2016 47c Double Scoop Ice Cream Cone
 
The process for carbonating water was first developed in the early 1770s.  The idea was to replicate the healing properties of mineral water and hot springs.  People believed drinking carbonated water helped with illnesses or medical problems.  And by the early 1800s, they could enjoy these healing beverages while socializing with friends at local drug store add-ons known as soda fountains.  

By the 1850s, many soda beverages contained drugs such as cocaine or caffeine.  At first, these were said to be completely safe for public consumption, but people soon became addicted to the drinks.  In 1914, the U.S. government passed the Harrison Narcotics Tax Act, which regulated the use of certain drugs.  This led to the sale of soft drinks instead.

From the late 19th to mid-20th century, soda fountains were the place to be.  By the 1920s, nearly every drug store in America had one.  And in the 1940s and 50s, their popularity skyrocketed.  Many soda fountains expanded beyond soft drinks and offered treats like ice cream floats, sundaes, egg creams, and even small meals. 

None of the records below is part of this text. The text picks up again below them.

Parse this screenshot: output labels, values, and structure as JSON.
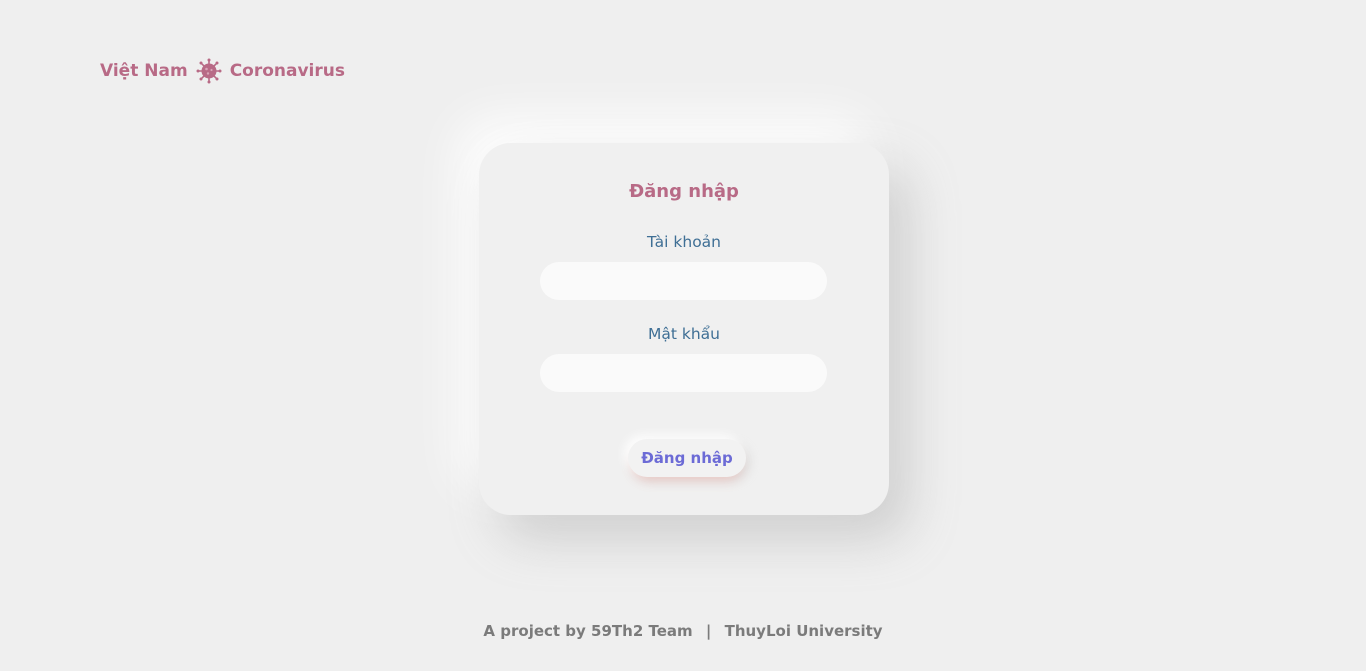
{
  "brand": {
    "left_text": "Việt Nam",
    "right_text": "Coronavirus",
    "icon": "virus-icon",
    "color": "#b86a86"
  },
  "login": {
    "title": "Đăng nhập",
    "username_label": "Tài khoản",
    "username_value": "",
    "password_label": "Mật khẩu",
    "password_value": "",
    "submit_label": "Đăng nhập",
    "title_color": "#b86a86",
    "label_color": "#3f6f95",
    "button_text_color": "#6c6bd6"
  },
  "footer": {
    "project_text": "A project by 59Th2 Team",
    "separator": "|",
    "university": "ThuyLoi University"
  }
}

Though most of the drug store soda fountains are gone today, there are still those nostalgic few who keep the memory alive.  And, if one is lucky, they might still find an old fashioned soda fountain in operation today. 
 
Value:  47c
Issued: June 30, 2016

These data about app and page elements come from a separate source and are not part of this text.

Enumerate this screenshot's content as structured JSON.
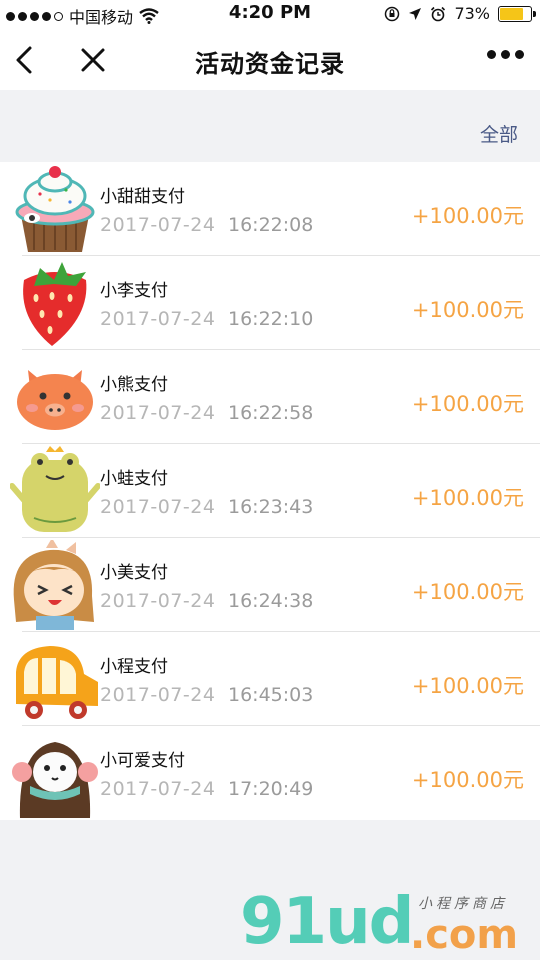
{
  "status_bar": {
    "carrier": "中国移动",
    "time": "4:20 PM",
    "battery": "73%",
    "battery_level": 0.73,
    "battery_color": "#f5c518"
  },
  "nav": {
    "title": "活动资金记录",
    "back_icon": "chevron-left-icon",
    "close_icon": "close-icon",
    "more_icon": "more-dots-icon"
  },
  "filter": {
    "label": "全部"
  },
  "records": [
    {
      "name": "小甜甜支付",
      "date": "2017-07-24",
      "time": "16:22:08",
      "amount": "+100.00元",
      "avatar": "cupcake-icon"
    },
    {
      "name": "小李支付",
      "date": "2017-07-24",
      "time": "16:22:10",
      "amount": "+100.00元",
      "avatar": "strawberry-icon"
    },
    {
      "name": "小熊支付",
      "date": "2017-07-24",
      "time": "16:22:58",
      "amount": "+100.00元",
      "avatar": "pig-icon"
    },
    {
      "name": "小蛙支付",
      "date": "2017-07-24",
      "time": "16:23:43",
      "amount": "+100.00元",
      "avatar": "frog-icon"
    },
    {
      "name": "小美支付",
      "date": "2017-07-24",
      "time": "16:24:38",
      "amount": "+100.00元",
      "avatar": "girl-icon"
    },
    {
      "name": "小程支付",
      "date": "2017-07-24",
      "time": "16:45:03",
      "amount": "+100.00元",
      "avatar": "bus-icon"
    },
    {
      "name": "小可爱支付",
      "date": "2017-07-24",
      "time": "17:20:49",
      "amount": "+100.00元",
      "avatar": "monkey-icon"
    }
  ],
  "colors": {
    "amount": "#f5a444",
    "filter": "#4a5a86",
    "date": "#b6b6b6"
  },
  "watermark": {
    "main": "91ud",
    "suffix": ".com",
    "sub": "小程序商店"
  }
}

First Day City:  Nashville TN
Type of Stamp:  First Class Mail
Printed by:  Banknote Corporation of America
Method:  Offset, Microprint
Self-Adhesive
Quantity Printed:  50,000,000